== Exercise ==
Reproduce the lines below verbatim. Pictures are to be omitted.

== Record extracts ==
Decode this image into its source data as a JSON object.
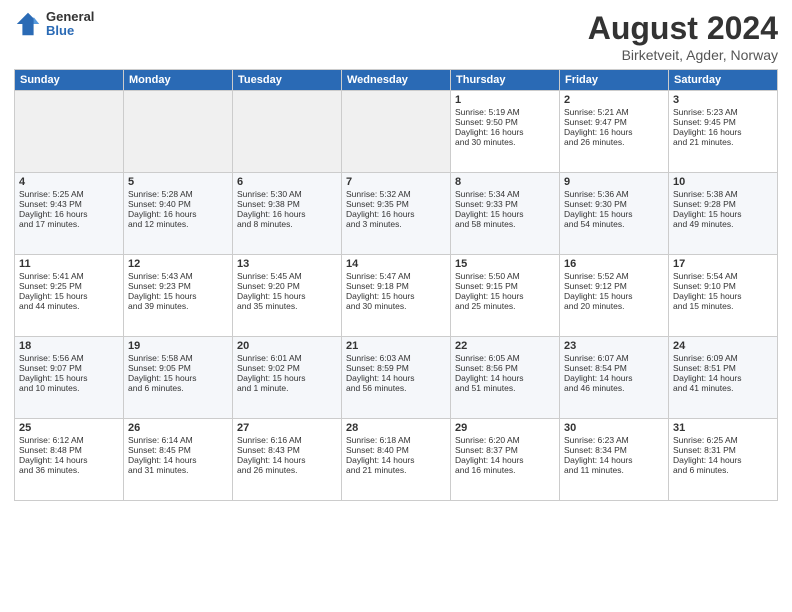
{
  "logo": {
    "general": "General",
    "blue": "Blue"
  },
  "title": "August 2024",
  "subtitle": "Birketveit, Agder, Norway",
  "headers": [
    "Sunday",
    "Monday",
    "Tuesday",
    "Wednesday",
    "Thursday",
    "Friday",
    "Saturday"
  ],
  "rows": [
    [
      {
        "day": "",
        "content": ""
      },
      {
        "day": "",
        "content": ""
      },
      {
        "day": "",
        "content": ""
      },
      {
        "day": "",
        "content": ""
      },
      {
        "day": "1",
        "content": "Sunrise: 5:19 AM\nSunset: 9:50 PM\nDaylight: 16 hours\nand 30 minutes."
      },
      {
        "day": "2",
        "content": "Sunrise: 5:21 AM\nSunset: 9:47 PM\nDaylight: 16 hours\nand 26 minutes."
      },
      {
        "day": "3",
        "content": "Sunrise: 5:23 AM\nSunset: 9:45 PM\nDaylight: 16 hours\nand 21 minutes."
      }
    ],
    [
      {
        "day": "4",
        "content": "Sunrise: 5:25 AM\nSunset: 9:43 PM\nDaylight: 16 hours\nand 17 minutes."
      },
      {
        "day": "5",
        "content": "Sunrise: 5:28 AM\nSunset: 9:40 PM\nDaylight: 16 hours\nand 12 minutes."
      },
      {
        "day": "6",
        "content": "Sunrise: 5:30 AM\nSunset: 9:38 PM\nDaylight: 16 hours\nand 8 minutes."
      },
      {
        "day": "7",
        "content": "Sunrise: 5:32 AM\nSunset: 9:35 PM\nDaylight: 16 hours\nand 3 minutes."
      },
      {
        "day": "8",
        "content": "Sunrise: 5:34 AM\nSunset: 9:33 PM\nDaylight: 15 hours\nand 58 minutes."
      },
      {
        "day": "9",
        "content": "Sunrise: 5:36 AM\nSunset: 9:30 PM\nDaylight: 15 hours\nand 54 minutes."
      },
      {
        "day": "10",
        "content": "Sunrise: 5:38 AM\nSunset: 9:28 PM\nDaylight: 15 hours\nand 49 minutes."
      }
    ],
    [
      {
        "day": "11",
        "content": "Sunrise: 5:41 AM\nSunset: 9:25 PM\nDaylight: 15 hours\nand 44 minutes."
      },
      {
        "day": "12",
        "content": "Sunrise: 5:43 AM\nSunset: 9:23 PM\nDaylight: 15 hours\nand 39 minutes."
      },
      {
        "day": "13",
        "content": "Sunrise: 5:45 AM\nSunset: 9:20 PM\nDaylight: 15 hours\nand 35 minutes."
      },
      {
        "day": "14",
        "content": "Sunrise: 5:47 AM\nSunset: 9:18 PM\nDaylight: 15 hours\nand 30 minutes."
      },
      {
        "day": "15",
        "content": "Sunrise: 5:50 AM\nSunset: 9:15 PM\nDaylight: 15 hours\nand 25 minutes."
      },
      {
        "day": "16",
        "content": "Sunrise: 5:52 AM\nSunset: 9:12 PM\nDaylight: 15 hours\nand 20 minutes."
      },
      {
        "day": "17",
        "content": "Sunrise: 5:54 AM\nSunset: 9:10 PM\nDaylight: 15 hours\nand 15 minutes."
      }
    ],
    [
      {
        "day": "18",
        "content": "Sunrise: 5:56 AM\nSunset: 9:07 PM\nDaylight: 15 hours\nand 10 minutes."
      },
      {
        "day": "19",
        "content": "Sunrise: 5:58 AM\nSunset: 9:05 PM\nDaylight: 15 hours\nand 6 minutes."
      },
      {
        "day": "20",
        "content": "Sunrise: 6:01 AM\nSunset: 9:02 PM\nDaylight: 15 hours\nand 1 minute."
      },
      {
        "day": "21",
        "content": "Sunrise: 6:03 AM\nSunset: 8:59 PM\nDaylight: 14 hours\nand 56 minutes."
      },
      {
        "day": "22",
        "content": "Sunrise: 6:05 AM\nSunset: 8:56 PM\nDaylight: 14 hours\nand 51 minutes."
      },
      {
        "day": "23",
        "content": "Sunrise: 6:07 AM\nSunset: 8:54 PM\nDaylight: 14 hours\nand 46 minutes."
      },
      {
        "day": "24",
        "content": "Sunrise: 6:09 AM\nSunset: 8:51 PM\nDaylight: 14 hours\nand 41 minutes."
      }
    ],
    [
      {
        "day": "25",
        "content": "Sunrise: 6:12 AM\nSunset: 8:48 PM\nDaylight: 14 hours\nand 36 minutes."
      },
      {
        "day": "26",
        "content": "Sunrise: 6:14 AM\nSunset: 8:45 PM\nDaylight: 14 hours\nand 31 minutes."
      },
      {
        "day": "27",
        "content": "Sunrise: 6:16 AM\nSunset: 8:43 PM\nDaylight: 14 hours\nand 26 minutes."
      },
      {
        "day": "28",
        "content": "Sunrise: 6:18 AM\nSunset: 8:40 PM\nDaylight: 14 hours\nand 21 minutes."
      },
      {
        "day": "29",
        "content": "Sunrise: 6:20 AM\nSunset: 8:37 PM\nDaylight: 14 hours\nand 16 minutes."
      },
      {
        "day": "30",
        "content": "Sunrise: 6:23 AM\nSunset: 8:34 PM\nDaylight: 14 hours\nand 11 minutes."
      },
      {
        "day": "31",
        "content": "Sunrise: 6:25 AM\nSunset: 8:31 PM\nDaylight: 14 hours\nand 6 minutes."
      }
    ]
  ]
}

== Written answer ==
Decode this image into its source data as a JSON object.
{
  "logo": {
    "general": "General",
    "blue": "Blue"
  },
  "title": "August 2024",
  "subtitle": "Birketveit, Agder, Norway",
  "headers": [
    "Sunday",
    "Monday",
    "Tuesday",
    "Wednesday",
    "Thursday",
    "Friday",
    "Saturday"
  ],
  "rows": [
    [
      {
        "day": "",
        "content": ""
      },
      {
        "day": "",
        "content": ""
      },
      {
        "day": "",
        "content": ""
      },
      {
        "day": "",
        "content": ""
      },
      {
        "day": "1",
        "content": "Sunrise: 5:19 AM\nSunset: 9:50 PM\nDaylight: 16 hours\nand 30 minutes."
      },
      {
        "day": "2",
        "content": "Sunrise: 5:21 AM\nSunset: 9:47 PM\nDaylight: 16 hours\nand 26 minutes."
      },
      {
        "day": "3",
        "content": "Sunrise: 5:23 AM\nSunset: 9:45 PM\nDaylight: 16 hours\nand 21 minutes."
      }
    ],
    [
      {
        "day": "4",
        "content": "Sunrise: 5:25 AM\nSunset: 9:43 PM\nDaylight: 16 hours\nand 17 minutes."
      },
      {
        "day": "5",
        "content": "Sunrise: 5:28 AM\nSunset: 9:40 PM\nDaylight: 16 hours\nand 12 minutes."
      },
      {
        "day": "6",
        "content": "Sunrise: 5:30 AM\nSunset: 9:38 PM\nDaylight: 16 hours\nand 8 minutes."
      },
      {
        "day": "7",
        "content": "Sunrise: 5:32 AM\nSunset: 9:35 PM\nDaylight: 16 hours\nand 3 minutes."
      },
      {
        "day": "8",
        "content": "Sunrise: 5:34 AM\nSunset: 9:33 PM\nDaylight: 15 hours\nand 58 minutes."
      },
      {
        "day": "9",
        "content": "Sunrise: 5:36 AM\nSunset: 9:30 PM\nDaylight: 15 hours\nand 54 minutes."
      },
      {
        "day": "10",
        "content": "Sunrise: 5:38 AM\nSunset: 9:28 PM\nDaylight: 15 hours\nand 49 minutes."
      }
    ],
    [
      {
        "day": "11",
        "content": "Sunrise: 5:41 AM\nSunset: 9:25 PM\nDaylight: 15 hours\nand 44 minutes."
      },
      {
        "day": "12",
        "content": "Sunrise: 5:43 AM\nSunset: 9:23 PM\nDaylight: 15 hours\nand 39 minutes."
      },
      {
        "day": "13",
        "content": "Sunrise: 5:45 AM\nSunset: 9:20 PM\nDaylight: 15 hours\nand 35 minutes."
      },
      {
        "day": "14",
        "content": "Sunrise: 5:47 AM\nSunset: 9:18 PM\nDaylight: 15 hours\nand 30 minutes."
      },
      {
        "day": "15",
        "content": "Sunrise: 5:50 AM\nSunset: 9:15 PM\nDaylight: 15 hours\nand 25 minutes."
      },
      {
        "day": "16",
        "content": "Sunrise: 5:52 AM\nSunset: 9:12 PM\nDaylight: 15 hours\nand 20 minutes."
      },
      {
        "day": "17",
        "content": "Sunrise: 5:54 AM\nSunset: 9:10 PM\nDaylight: 15 hours\nand 15 minutes."
      }
    ],
    [
      {
        "day": "18",
        "content": "Sunrise: 5:56 AM\nSunset: 9:07 PM\nDaylight: 15 hours\nand 10 minutes."
      },
      {
        "day": "19",
        "content": "Sunrise: 5:58 AM\nSunset: 9:05 PM\nDaylight: 15 hours\nand 6 minutes."
      },
      {
        "day": "20",
        "content": "Sunrise: 6:01 AM\nSunset: 9:02 PM\nDaylight: 15 hours\nand 1 minute."
      },
      {
        "day": "21",
        "content": "Sunrise: 6:03 AM\nSunset: 8:59 PM\nDaylight: 14 hours\nand 56 minutes."
      },
      {
        "day": "22",
        "content": "Sunrise: 6:05 AM\nSunset: 8:56 PM\nDaylight: 14 hours\nand 51 minutes."
      },
      {
        "day": "23",
        "content": "Sunrise: 6:07 AM\nSunset: 8:54 PM\nDaylight: 14 hours\nand 46 minutes."
      },
      {
        "day": "24",
        "content": "Sunrise: 6:09 AM\nSunset: 8:51 PM\nDaylight: 14 hours\nand 41 minutes."
      }
    ],
    [
      {
        "day": "25",
        "content": "Sunrise: 6:12 AM\nSunset: 8:48 PM\nDaylight: 14 hours\nand 36 minutes."
      },
      {
        "day": "26",
        "content": "Sunrise: 6:14 AM\nSunset: 8:45 PM\nDaylight: 14 hours\nand 31 minutes."
      },
      {
        "day": "27",
        "content": "Sunrise: 6:16 AM\nSunset: 8:43 PM\nDaylight: 14 hours\nand 26 minutes."
      },
      {
        "day": "28",
        "content": "Sunrise: 6:18 AM\nSunset: 8:40 PM\nDaylight: 14 hours\nand 21 minutes."
      },
      {
        "day": "29",
        "content": "Sunrise: 6:20 AM\nSunset: 8:37 PM\nDaylight: 14 hours\nand 16 minutes."
      },
      {
        "day": "30",
        "content": "Sunrise: 6:23 AM\nSunset: 8:34 PM\nDaylight: 14 hours\nand 11 minutes."
      },
      {
        "day": "31",
        "content": "Sunrise: 6:25 AM\nSunset: 8:31 PM\nDaylight: 14 hours\nand 6 minutes."
      }
    ]
  ]
}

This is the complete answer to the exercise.